Advertisement

Archive for Friday, February 7, 2003

Briefly

February 7, 2003

Advertisement

San Francisco

Study: Hormone helps avoid premature births

In a groundbreaking study, researchers said Thursday the hormone progesterone could help prevent premature births in a surprisingly high number of high-risk pregnancies.

Progesterone is naturally produced by the ovaries, and it softens the uterus lining into a spongy bed that holds a fertilized egg. Doctors have prescribed it for years to help infertile and menopausal women, but there had been limited research into its effect on premature births.

The study found weekly injections of the hormone reduced the chance of premature births by 34 percent in 306 high-risk women. All the women previously gave birth prematurely, the single biggest indication of risk.

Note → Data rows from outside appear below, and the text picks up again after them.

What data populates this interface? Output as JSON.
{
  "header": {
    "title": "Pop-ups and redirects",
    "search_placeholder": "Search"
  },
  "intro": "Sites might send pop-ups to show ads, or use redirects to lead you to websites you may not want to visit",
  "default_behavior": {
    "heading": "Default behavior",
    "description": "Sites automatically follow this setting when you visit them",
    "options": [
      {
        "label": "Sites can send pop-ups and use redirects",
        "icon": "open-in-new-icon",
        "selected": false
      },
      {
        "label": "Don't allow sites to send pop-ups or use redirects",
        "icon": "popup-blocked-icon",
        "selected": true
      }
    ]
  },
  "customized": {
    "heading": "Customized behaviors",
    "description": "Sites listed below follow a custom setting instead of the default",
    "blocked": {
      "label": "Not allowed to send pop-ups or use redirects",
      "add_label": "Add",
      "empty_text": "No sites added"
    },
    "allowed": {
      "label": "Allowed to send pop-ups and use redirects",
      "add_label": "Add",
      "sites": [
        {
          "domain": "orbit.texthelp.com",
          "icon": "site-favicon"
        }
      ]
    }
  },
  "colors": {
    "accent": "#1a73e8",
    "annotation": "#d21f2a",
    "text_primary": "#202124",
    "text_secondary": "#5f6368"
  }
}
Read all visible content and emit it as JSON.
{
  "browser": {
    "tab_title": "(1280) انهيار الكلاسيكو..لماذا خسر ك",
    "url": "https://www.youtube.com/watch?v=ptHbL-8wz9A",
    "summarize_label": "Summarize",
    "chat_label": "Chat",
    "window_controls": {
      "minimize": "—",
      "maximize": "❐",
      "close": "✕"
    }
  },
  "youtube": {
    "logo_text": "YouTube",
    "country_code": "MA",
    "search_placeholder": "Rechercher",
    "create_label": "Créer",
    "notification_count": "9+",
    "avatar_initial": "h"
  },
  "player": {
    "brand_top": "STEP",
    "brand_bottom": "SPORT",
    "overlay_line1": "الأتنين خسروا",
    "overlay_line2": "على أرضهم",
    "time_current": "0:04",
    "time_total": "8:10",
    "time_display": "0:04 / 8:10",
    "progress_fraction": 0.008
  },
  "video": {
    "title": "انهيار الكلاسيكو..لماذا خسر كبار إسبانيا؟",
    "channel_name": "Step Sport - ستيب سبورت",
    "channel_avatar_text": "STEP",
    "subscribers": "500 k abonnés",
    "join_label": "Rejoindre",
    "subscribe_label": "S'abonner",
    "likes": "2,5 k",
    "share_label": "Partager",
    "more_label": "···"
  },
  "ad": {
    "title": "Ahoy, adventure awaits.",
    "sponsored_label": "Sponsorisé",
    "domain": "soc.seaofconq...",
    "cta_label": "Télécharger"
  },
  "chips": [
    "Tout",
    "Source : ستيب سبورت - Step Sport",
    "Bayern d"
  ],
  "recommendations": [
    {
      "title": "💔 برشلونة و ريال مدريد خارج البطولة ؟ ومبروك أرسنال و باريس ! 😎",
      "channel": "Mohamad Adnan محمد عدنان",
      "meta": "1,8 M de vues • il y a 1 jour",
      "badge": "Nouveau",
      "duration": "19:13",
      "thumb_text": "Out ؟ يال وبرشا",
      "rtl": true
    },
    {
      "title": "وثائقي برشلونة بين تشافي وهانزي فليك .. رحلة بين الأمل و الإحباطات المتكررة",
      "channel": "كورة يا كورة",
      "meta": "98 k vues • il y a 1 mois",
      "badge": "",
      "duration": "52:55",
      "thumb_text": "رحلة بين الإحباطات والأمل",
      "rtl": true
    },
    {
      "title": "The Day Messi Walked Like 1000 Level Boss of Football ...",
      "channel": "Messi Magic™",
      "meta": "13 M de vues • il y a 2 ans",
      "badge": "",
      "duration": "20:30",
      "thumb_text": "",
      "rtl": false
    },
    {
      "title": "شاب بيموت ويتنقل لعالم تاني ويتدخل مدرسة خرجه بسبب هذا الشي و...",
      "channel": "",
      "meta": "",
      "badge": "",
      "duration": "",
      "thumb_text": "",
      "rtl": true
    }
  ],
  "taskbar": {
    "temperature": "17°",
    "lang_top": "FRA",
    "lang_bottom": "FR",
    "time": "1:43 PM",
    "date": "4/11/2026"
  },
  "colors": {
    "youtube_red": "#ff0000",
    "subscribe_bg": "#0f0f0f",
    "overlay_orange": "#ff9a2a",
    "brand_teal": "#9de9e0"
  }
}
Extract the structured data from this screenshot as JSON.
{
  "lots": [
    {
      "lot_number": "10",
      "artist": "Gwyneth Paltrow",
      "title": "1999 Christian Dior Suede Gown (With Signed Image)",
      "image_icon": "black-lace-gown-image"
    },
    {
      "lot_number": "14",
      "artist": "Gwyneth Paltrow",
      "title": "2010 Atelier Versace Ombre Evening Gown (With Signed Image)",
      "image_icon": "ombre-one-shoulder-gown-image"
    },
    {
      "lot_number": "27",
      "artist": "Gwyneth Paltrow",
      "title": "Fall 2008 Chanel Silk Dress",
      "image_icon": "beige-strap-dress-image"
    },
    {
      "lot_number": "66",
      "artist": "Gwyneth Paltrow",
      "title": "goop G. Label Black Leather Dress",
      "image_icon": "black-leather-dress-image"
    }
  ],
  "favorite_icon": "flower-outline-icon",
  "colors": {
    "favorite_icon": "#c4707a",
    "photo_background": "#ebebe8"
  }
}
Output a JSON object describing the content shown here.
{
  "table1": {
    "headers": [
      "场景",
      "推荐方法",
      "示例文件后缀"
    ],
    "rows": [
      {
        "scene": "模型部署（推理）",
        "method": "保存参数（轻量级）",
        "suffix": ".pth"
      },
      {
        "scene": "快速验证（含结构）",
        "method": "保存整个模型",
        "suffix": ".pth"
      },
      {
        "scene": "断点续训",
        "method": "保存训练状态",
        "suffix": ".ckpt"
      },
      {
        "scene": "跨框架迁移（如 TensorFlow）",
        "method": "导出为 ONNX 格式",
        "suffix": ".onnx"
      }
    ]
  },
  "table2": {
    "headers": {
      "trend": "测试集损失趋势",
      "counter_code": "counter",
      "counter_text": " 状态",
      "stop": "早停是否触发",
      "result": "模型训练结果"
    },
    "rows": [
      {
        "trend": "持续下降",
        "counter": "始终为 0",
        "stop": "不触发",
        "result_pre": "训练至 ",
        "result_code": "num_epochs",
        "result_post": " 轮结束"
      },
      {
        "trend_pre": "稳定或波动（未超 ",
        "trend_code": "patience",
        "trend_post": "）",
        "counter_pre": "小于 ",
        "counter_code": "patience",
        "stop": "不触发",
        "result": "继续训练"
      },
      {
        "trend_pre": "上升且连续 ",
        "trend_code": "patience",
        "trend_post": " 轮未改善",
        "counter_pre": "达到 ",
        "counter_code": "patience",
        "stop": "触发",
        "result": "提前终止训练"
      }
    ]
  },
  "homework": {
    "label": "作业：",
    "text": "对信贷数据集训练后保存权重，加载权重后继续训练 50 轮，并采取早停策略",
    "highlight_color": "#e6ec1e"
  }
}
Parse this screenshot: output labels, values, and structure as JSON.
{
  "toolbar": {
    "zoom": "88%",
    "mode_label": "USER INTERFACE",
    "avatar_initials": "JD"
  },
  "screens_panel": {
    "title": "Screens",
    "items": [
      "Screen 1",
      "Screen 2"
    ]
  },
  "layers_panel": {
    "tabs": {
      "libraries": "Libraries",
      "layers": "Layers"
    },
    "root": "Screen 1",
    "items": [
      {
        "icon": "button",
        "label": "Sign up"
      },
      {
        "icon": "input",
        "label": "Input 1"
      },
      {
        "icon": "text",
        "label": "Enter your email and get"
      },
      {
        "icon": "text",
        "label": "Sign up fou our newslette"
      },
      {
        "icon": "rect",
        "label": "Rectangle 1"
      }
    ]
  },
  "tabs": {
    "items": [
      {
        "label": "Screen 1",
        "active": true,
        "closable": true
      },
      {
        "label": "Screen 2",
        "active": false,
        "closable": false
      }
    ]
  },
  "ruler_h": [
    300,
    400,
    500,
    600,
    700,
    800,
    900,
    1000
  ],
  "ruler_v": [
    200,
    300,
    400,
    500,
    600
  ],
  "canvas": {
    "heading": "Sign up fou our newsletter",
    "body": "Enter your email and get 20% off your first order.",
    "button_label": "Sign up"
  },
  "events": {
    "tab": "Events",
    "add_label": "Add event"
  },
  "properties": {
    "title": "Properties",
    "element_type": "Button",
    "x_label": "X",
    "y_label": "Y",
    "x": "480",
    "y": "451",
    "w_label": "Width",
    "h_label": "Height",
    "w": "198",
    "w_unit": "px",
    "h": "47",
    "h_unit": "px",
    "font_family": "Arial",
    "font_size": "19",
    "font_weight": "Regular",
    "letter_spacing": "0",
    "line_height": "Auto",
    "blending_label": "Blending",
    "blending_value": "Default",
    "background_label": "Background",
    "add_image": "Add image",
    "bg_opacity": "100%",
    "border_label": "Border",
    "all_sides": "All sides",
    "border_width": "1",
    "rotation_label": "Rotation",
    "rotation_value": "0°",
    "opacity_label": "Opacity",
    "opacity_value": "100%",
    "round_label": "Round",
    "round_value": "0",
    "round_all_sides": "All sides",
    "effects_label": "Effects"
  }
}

In 2001, about 476,000 U.S. babies were born prematurely, a 27 percent increase since 1981, according to the March of Dimes.

Washington, D.C.

Some Social Security checks missing names

About 50,000 Social Security checks missing the names of beneficiaries were mailed this week, and banks are being urged to refuse them.

The Treasury Department is mailing replacement checks Saturday.

The problem was caused by a software change. Checks were printed and mailed Monday before the error was caught. About 41,000 checks were mailed from Philadelphia. Another 9,000 were mailed from Kansas City, Mo.

Beneficiaries should call (800) 772-1213 for assistance.

Minneapolis, Minn.

Police need OK before talking with reporters

Mayor R.T. Rybak has ordered police officers to seek permission from City Hall before talking to reporters, prompting the Police Department spokeswoman to resign.

"I'm not gagging the Police Department at all," said Rybak, a former newspaper reporter who had pledged to throw open the doors of City Hall. "I'm saying we will have unified communications in the city."

Washington, D.C.

SEC approves tougher analyst standards

Stock analysts will have to certify that their reports and public comments reflect their true personal views and that they weren't paid by the companies they assessed, under a new rule adopted Thursday by federal regulators.

The Securities and Exchange Commission voted to approve the rule, proposed last year after the collapse of Enron and other big companies that had stock publicly promoted by analysts who harbored doubts about the companies' finances.

The new SEC rule has been criticized by small-investor advocates and some lawmakers as not going far enough.

Commenting has been disabled for this item.